▼
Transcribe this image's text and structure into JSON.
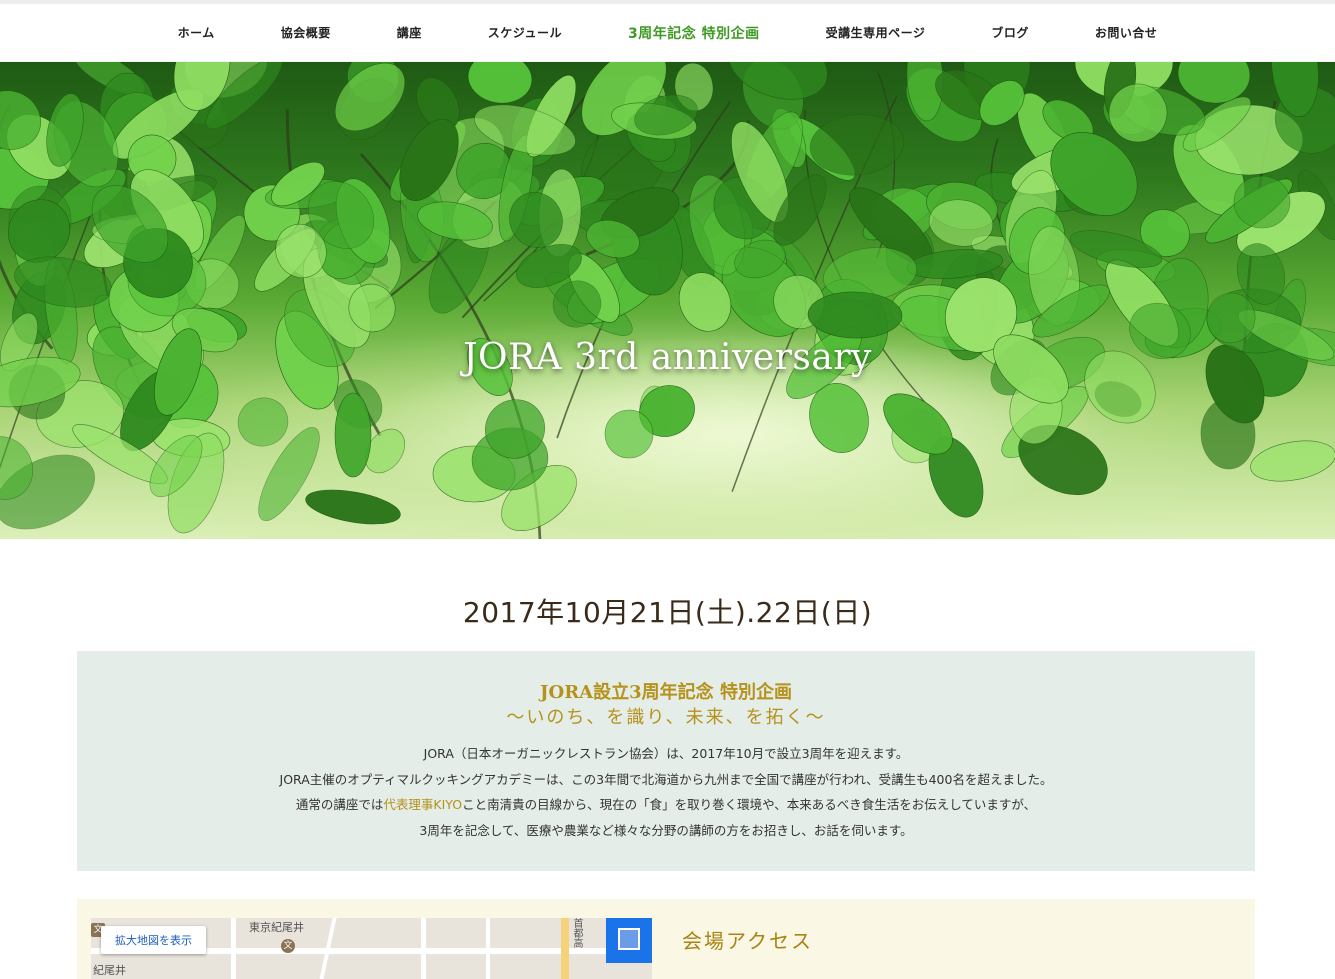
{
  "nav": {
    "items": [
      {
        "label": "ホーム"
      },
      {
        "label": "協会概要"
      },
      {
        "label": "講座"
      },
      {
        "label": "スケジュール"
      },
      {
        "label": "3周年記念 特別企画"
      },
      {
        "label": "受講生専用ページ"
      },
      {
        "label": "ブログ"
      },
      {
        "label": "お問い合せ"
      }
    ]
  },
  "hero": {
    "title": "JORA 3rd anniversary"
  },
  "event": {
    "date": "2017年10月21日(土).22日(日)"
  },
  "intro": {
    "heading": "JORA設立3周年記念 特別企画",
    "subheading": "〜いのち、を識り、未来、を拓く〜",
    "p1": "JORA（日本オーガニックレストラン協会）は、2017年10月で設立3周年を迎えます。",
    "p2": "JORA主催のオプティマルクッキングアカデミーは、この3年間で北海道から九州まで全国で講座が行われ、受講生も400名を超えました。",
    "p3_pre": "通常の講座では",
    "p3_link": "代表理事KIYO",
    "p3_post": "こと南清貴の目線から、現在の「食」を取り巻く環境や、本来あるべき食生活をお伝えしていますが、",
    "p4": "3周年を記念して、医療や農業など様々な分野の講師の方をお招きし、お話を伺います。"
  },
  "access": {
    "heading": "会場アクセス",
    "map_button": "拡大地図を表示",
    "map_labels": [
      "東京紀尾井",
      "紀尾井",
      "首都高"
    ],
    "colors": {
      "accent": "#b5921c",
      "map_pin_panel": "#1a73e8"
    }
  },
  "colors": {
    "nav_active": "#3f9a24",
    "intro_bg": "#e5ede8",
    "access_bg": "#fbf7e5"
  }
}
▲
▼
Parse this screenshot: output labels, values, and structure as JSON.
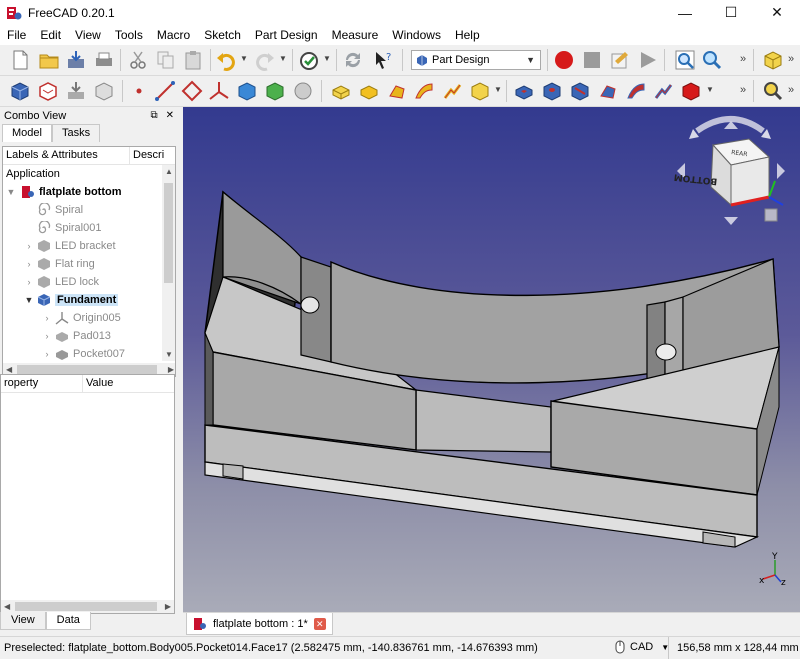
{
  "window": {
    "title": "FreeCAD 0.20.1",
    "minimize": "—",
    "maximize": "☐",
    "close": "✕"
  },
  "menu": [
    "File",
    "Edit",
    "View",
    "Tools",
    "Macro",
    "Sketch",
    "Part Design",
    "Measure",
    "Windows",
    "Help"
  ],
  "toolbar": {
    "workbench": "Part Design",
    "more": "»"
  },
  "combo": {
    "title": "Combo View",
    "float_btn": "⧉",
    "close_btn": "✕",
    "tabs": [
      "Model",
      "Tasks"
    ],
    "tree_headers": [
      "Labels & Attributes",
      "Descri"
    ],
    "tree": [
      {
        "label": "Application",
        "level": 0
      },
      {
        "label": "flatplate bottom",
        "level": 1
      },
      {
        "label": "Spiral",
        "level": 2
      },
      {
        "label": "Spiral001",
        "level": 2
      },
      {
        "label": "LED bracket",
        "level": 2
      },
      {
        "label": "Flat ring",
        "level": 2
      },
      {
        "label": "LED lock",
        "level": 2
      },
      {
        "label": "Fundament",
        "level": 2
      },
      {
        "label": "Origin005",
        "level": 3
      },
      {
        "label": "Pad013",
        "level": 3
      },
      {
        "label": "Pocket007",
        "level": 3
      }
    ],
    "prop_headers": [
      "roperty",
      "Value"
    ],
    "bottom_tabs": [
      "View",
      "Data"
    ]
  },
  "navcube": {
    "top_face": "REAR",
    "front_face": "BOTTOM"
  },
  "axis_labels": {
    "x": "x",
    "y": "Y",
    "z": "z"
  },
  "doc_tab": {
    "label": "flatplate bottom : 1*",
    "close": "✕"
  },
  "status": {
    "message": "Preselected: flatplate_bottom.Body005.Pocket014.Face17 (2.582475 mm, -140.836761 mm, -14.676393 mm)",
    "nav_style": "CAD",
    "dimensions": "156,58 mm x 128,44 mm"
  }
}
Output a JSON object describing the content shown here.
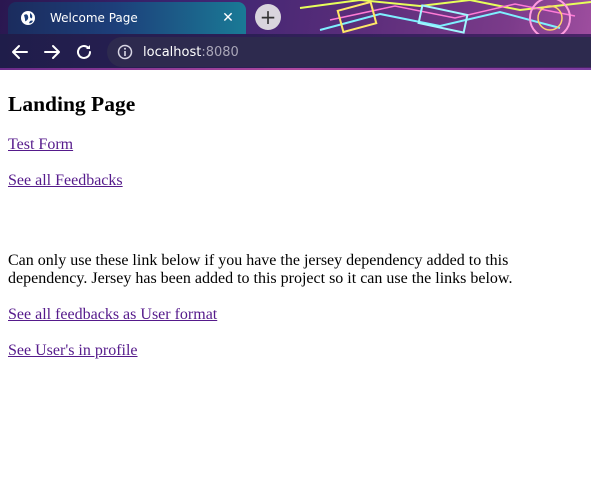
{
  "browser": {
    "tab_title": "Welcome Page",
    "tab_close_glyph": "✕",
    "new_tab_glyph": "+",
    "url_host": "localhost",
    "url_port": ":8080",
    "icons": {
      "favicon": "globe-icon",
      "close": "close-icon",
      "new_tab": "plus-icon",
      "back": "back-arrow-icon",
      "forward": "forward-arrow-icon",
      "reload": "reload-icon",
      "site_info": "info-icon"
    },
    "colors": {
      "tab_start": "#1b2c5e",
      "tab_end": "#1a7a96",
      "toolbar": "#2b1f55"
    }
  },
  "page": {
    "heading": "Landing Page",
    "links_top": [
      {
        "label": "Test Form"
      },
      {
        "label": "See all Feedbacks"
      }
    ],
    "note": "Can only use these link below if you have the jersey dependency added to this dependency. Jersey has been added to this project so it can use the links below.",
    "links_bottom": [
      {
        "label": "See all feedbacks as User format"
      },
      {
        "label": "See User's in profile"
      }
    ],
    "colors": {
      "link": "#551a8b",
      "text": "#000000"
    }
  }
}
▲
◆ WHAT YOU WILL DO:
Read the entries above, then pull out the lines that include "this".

◆ ANSWER TO THE PROBLEM:
Transcribe this image's text and structure into JSON.
Parse this screenshot: output labels, values, and structure as JSON.
    "note": "Can only use these link below if you have the jersey dependency added to this dependency. Jersey has been added to this project so it can use the links below.",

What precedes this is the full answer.